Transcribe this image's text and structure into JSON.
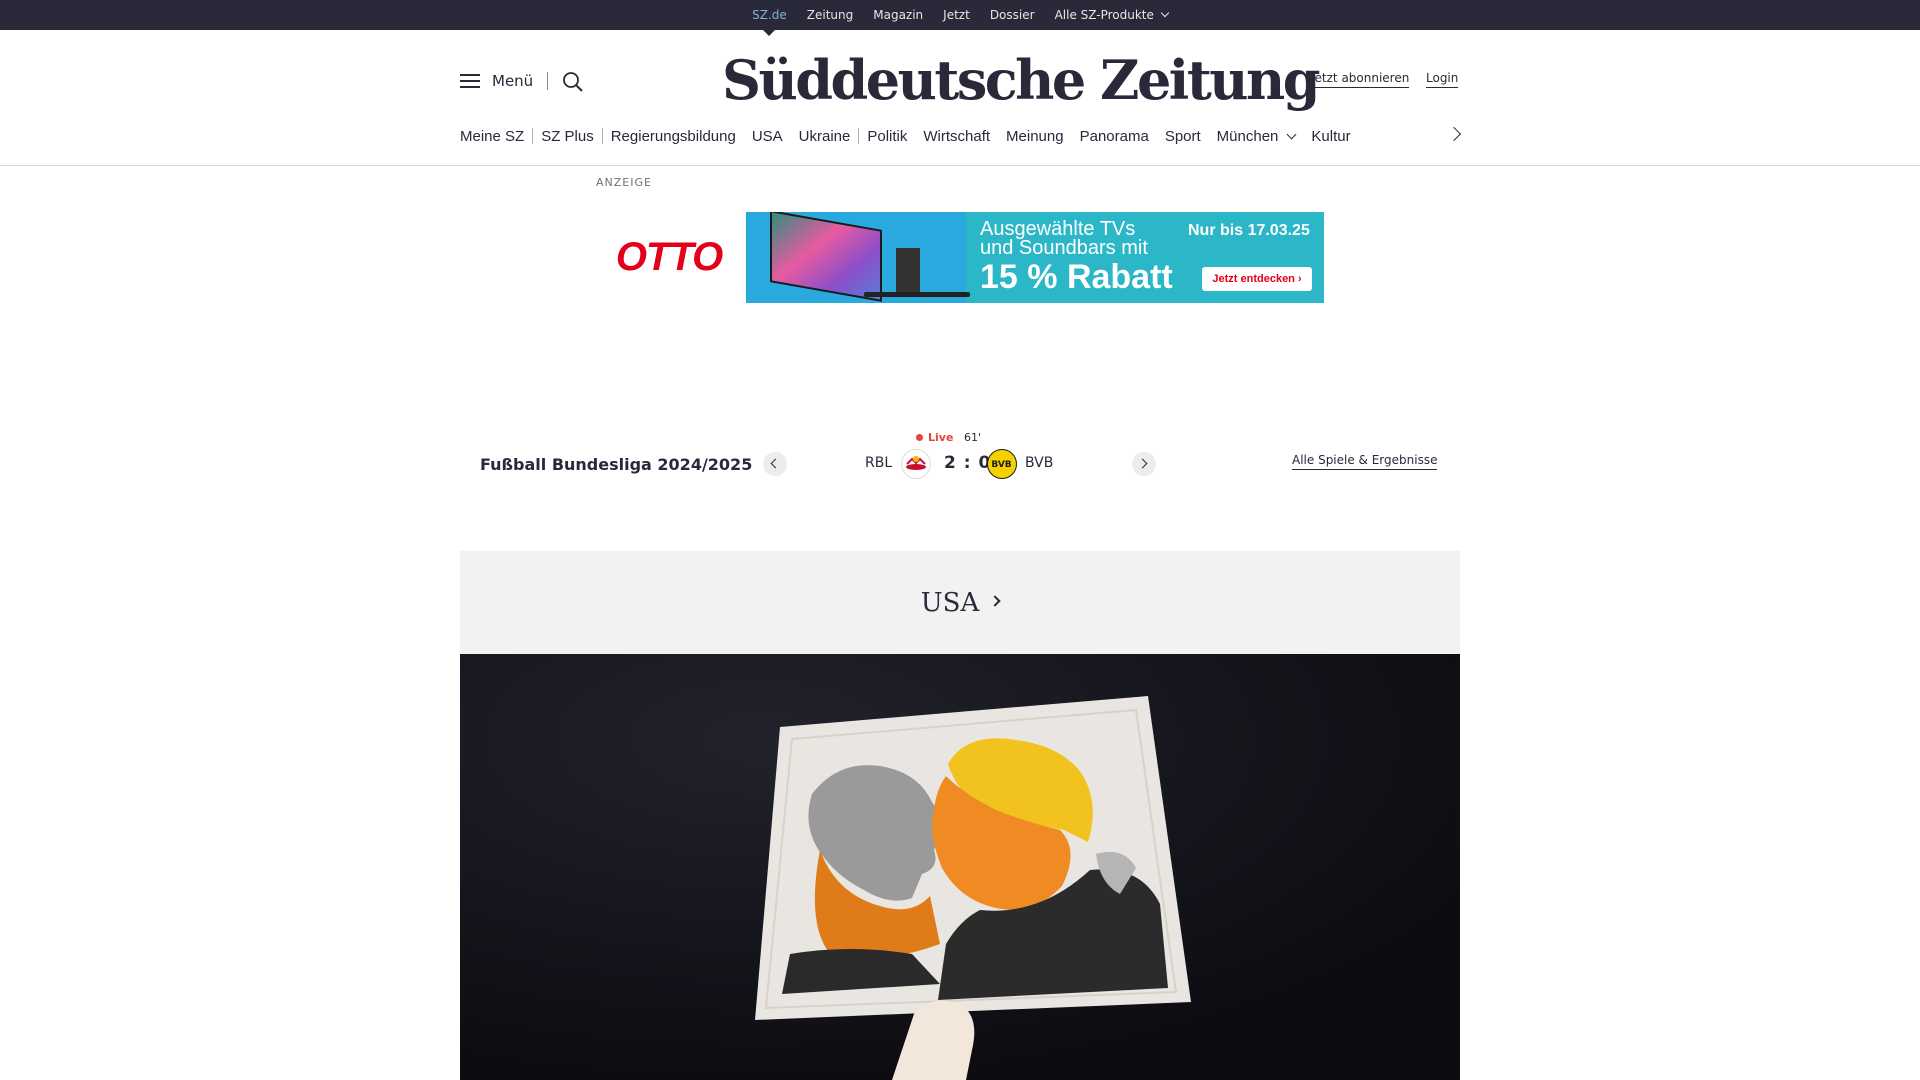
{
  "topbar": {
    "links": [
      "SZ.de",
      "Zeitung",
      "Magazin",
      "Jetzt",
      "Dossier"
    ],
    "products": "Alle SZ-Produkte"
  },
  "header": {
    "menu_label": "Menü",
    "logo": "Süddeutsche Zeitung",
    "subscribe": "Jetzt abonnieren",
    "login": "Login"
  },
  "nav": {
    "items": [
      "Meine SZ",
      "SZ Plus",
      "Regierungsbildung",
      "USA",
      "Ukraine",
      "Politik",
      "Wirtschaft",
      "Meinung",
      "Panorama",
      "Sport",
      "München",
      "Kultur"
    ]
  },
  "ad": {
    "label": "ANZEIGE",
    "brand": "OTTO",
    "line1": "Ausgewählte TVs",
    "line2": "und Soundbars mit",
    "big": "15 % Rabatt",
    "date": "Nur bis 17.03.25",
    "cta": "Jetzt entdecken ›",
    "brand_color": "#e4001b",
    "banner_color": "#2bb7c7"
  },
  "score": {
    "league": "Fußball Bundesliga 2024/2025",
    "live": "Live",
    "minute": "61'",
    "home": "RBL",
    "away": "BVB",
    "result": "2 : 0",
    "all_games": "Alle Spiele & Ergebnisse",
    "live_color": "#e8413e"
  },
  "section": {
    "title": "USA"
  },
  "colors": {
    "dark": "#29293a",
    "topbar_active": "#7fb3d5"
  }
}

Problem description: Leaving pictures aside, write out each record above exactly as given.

Written solution:
Transcribe this image's text and structure into JSON.
{
  "topbar": {
    "links": [
      "SZ.de",
      "Zeitung",
      "Magazin",
      "Jetzt",
      "Dossier"
    ],
    "products": "Alle SZ-Produkte"
  },
  "header": {
    "menu_label": "Menü",
    "logo": "Süddeutsche Zeitung",
    "subscribe": "Jetzt abonnieren",
    "login": "Login"
  },
  "nav": {
    "items": [
      "Meine SZ",
      "SZ Plus",
      "Regierungsbildung",
      "USA",
      "Ukraine",
      "Politik",
      "Wirtschaft",
      "Meinung",
      "Panorama",
      "Sport",
      "München",
      "Kultur"
    ]
  },
  "ad": {
    "label": "ANZEIGE",
    "brand": "OTTO",
    "line1": "Ausgewählte TVs",
    "line2": "und Soundbars mit",
    "big": "15 % Rabatt",
    "date": "Nur bis 17.03.25",
    "cta": "Jetzt entdecken ›",
    "brand_color": "#e4001b",
    "banner_color": "#2bb7c7"
  },
  "score": {
    "league": "Fußball Bundesliga 2024/2025",
    "live": "Live",
    "minute": "61'",
    "home": "RBL",
    "away": "BVB",
    "result": "2 : 0",
    "all_games": "Alle Spiele & Ergebnisse",
    "live_color": "#e8413e"
  },
  "section": {
    "title": "USA"
  },
  "colors": {
    "dark": "#29293a",
    "topbar_active": "#7fb3d5"
  }
}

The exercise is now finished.